# What the exercise asks
Below are some records. How many of their lines contain the string "want"? Answer with the number alone.

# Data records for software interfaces
+ + +
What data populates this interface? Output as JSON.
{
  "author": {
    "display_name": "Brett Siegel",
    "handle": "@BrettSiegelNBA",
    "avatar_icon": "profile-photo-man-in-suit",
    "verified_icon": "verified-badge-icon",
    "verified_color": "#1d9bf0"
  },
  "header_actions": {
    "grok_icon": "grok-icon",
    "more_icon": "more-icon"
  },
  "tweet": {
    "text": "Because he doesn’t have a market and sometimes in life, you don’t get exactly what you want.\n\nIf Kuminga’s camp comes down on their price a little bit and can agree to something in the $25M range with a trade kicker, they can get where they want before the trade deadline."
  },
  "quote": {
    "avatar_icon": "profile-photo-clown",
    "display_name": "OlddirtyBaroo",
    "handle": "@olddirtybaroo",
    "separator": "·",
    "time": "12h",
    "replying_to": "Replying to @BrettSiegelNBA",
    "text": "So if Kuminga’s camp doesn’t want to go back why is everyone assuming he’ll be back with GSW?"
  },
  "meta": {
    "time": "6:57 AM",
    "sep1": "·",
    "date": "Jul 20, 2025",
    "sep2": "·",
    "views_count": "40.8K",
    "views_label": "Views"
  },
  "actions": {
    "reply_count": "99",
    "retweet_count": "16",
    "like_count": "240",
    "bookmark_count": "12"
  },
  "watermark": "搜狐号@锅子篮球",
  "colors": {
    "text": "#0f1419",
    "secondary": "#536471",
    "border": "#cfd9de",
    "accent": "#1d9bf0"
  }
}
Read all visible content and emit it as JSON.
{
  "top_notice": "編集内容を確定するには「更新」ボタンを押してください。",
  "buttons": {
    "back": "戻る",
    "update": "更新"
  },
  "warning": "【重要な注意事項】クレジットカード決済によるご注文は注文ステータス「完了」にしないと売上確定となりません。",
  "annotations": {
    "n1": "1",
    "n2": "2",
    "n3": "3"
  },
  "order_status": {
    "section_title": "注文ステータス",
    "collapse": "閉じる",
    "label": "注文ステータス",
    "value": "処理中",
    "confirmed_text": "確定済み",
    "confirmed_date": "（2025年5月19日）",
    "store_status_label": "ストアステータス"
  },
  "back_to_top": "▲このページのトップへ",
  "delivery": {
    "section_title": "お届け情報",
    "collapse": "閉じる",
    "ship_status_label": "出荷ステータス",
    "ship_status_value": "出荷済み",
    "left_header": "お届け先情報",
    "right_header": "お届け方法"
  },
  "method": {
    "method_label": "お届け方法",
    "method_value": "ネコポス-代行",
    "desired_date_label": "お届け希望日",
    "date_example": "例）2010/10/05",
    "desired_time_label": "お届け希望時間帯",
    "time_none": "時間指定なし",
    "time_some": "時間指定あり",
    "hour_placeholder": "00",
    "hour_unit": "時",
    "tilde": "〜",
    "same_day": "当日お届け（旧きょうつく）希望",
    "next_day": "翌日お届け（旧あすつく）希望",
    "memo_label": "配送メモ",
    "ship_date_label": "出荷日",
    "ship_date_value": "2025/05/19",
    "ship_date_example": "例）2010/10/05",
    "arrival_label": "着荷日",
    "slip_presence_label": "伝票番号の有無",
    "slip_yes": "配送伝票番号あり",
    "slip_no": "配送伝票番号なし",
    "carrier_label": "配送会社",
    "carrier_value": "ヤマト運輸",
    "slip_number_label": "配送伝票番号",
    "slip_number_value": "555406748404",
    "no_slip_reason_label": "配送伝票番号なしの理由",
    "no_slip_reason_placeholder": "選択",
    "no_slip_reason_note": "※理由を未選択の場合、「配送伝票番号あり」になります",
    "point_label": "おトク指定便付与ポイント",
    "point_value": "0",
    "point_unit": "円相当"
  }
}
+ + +
# Your response
2